In the past, governments have responded with ad hoc arrangements, but the Federal Government recently announced a more permanent structural reform is required. It's why the Commonwealth is implementing the most significant reforms to Australia's domestic security apparatus in decades and in the establishment of a new Home Affairs Department, we acknowledge the work and support, given that we've modelled our department largely on that of the UK's Home Office and the Department of Homeland Security in the United States.
The Department will provide central coordinated strategy, policy and leadership across its remit which includes national security, federal law enforcement, criminal justice, border protection, immigration and emergency management.
Home Affairs will bring together key frontline agencies including the Australian Border Force, the Australian Criminal Intelligence Commission, the Australian Federal Police, the Australian Transaction Reports and Analysis Centre and the Australian Security and Intelligence Organisation.
These agencies will maintain the operational independence that they currently have, but strategic planning, coordination and cooperation will be strengthened and supported by the new Home Affairs Department. The reforms will provide a more integrated approach to national security and law enforcement and the stand-up of Home Affairs will place Australia on the strongest possible footing amidst an incredibly challenging threat environment.
Terror-related activity, as we know, joins a long list of threats to the Australian community – from illicit drugs and firearms, to people smuggling, human trafficking, cyber-intrusion, foreign espionage, child exploitation and of course many of the activities ultimately provide funding to terrorist planning.
In closing, I want to thank all of our domestic law enforcement agency leaders here today. Over the course of the last several years, the Commonwealth has been able to co-ordinate with the law enforcement agencies and the Commissioners who are here today and people within their organisations to undertake a programme which has improved the safety of our country.
We've done that through a co-ordinated approach to cancelling visas of non-citizens.
I have been able to cancel the visas of over 3,000 dangerous non-citizens, including 1,300 in the 2016-17 financial year alone. We've been able to that because the respective agencies have provided us with the support and the intelligence around their top targets.
They are record figures. In fact there has been a 1,200 per cent increase in character cancellations and it includes 249 visas for armed robbers, 213 for theft, robbery and break and enter, 649 for assault, 57 for murder, 23 for manslaughter, 129 for rape and other sexual offences, and 247 for child pornography and child sex offences. I have also cancelled the visas of 160 Outlaw Motorcycle Gang members – the downside is that they've all returned back to your respective countries I'm sorry.

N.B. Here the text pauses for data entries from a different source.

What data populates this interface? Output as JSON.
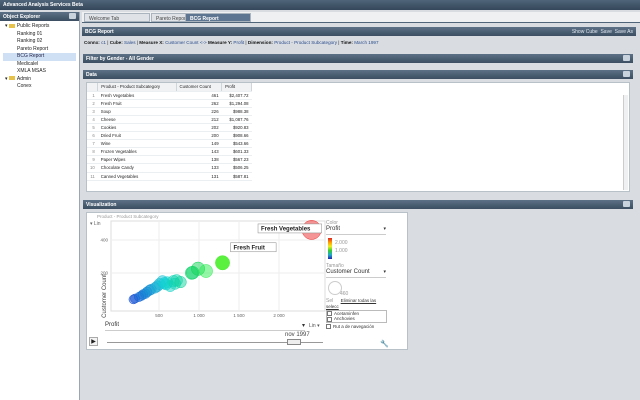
{
  "app": {
    "title": "Advanced Analysis Services Beta"
  },
  "explorer": {
    "title": "Object Explorer",
    "items": [
      {
        "label": "Public Reports",
        "level": 0,
        "folder": true
      },
      {
        "label": "Ranking 01",
        "level": 1
      },
      {
        "label": "Ranking 02",
        "level": 1
      },
      {
        "label": "Pareto Report",
        "level": 1
      },
      {
        "label": "BCG Report",
        "level": 1,
        "selected": true
      },
      {
        "label": "Medicalel",
        "level": 1
      },
      {
        "label": "XMLA MSAS",
        "level": 1
      },
      {
        "label": "Admin",
        "level": 0,
        "folder": true
      },
      {
        "label": "Conex",
        "level": 1
      }
    ]
  },
  "tabs": [
    {
      "label": "Welcome Tab"
    },
    {
      "label": "Pareto Report"
    },
    {
      "label": "BCG Report",
      "active": true
    }
  ],
  "report": {
    "title": "BCG Report",
    "actions": [
      "Show Cube",
      "Save",
      "Save As"
    ],
    "breadcrumb": {
      "k1": "Connx:",
      "v1": "c1",
      "k2": "Cube:",
      "v2": "Sales",
      "k3": "Measure X:",
      "v3": "Customer Count",
      "arrow": "<->",
      "k4": "Measure Y:",
      "v4": "Profit",
      "k5": "Dimension:",
      "v5": "Product - Product Subcategory",
      "k6": "Time:",
      "v6": "March 1997",
      "sep": "|"
    }
  },
  "filter": {
    "title": "Filter by Gender - All Gender"
  },
  "data": {
    "title": "Data",
    "columns": [
      "Product - Product Subcategory",
      "Customer Count",
      "Profit"
    ],
    "rows": [
      [
        "1",
        "Fresh Vegetables",
        "461",
        "$2,407.72"
      ],
      [
        "2",
        "Fresh Fruit",
        "262",
        "$1,294.08"
      ],
      [
        "3",
        "Soup",
        "226",
        "$988.38"
      ],
      [
        "4",
        "Cheese",
        "212",
        "$1,087.76"
      ],
      [
        "5",
        "Cookies",
        "202",
        "$920.83"
      ],
      [
        "6",
        "Dried Fruit",
        "200",
        "$908.66"
      ],
      [
        "7",
        "Wine",
        "149",
        "$543.66"
      ],
      [
        "8",
        "Frozen Vegetables",
        "143",
        "$601.33"
      ],
      [
        "9",
        "Paper Wipes",
        "138",
        "$567.23"
      ],
      [
        "10",
        "Chocolate Candy",
        "133",
        "$506.25"
      ],
      [
        "11",
        "Canned Vegetables",
        "131",
        "$587.81"
      ]
    ]
  },
  "viz": {
    "title": "Visualization",
    "chart_title": "Product - Product Subcategory",
    "y_scale": "Lin",
    "x_scale": "Lin",
    "x_selector": "Profit",
    "time_label": "nov 1997",
    "color_label": "Color",
    "color_value": "Profit",
    "color_ticks": [
      "2.000",
      "1.000"
    ],
    "size_label": "Tamaño",
    "size_value": "Customer Count",
    "size_tick": "460",
    "sel_label": "Sel",
    "sel_clear": "Eliminar todas las selecc",
    "sel_items": [
      "Acetaminfen",
      "Anchovies"
    ],
    "trail_label": "Rut a de navegación",
    "tooltips": [
      "Fresh Vegetables",
      "Fresh Fruit"
    ]
  },
  "chart_data": {
    "type": "scatter",
    "title": "Product - Product Subcategory",
    "xlabel": "Profit",
    "ylabel": "Customer Count",
    "xticks": [
      "500",
      "1 000",
      "1 500",
      "2 000"
    ],
    "yticks": [
      "400",
      "200"
    ],
    "xlim": [
      0,
      2600
    ],
    "ylim": [
      0,
      520
    ],
    "points": [
      {
        "label": "Fresh Vegetables",
        "x": 2407.72,
        "y": 461
      },
      {
        "label": "Fresh Fruit",
        "x": 1294.08,
        "y": 262
      },
      {
        "label": "Soup",
        "x": 988.38,
        "y": 226
      },
      {
        "label": "Cheese",
        "x": 1087.76,
        "y": 212
      },
      {
        "label": "Cookies",
        "x": 920.83,
        "y": 202
      },
      {
        "label": "Dried Fruit",
        "x": 908.66,
        "y": 200
      },
      {
        "label": "Wine",
        "x": 543.66,
        "y": 149
      },
      {
        "label": "Frozen Vegetables",
        "x": 601.33,
        "y": 143
      },
      {
        "label": "Paper Wipes",
        "x": 567.23,
        "y": 138
      },
      {
        "label": "Chocolate Candy",
        "x": 506.25,
        "y": 133
      },
      {
        "label": "Canned Vegetables",
        "x": 587.81,
        "y": 131
      },
      {
        "x": 680,
        "y": 150
      },
      {
        "x": 720,
        "y": 155
      },
      {
        "x": 640,
        "y": 120
      },
      {
        "x": 450,
        "y": 110
      },
      {
        "x": 400,
        "y": 100
      },
      {
        "x": 350,
        "y": 85
      },
      {
        "x": 300,
        "y": 70
      },
      {
        "x": 250,
        "y": 55
      },
      {
        "x": 200,
        "y": 45
      },
      {
        "x": 180,
        "y": 40
      },
      {
        "x": 480,
        "y": 120
      },
      {
        "x": 380,
        "y": 95
      },
      {
        "x": 330,
        "y": 75
      },
      {
        "x": 280,
        "y": 62
      },
      {
        "x": 700,
        "y": 135
      },
      {
        "x": 770,
        "y": 145
      }
    ]
  }
}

Together we have been able to construct a model which has been successful and I want it to be the basis of the coordination, support, effort and the trust that exists between the State and Commonwealth agencies to lift that to a level that hasn't been possible in the past.
So it doesn't matter whether we're protecting Australians from dangerous criminals or from extremist terrorists. Protecting families here in our country is our Government, and I know your organisations' first responsibility and highest priority.
I want to thank you again for the outstanding work within your respective organisations. Thank you for being a part of this collaboration in Victoria and I look forward very much to hearing the product that comes from what I think is a very impressive line-up and it will be of great benefit to all of those who must collaborate together in this fight against terrorism.
Thank you very much.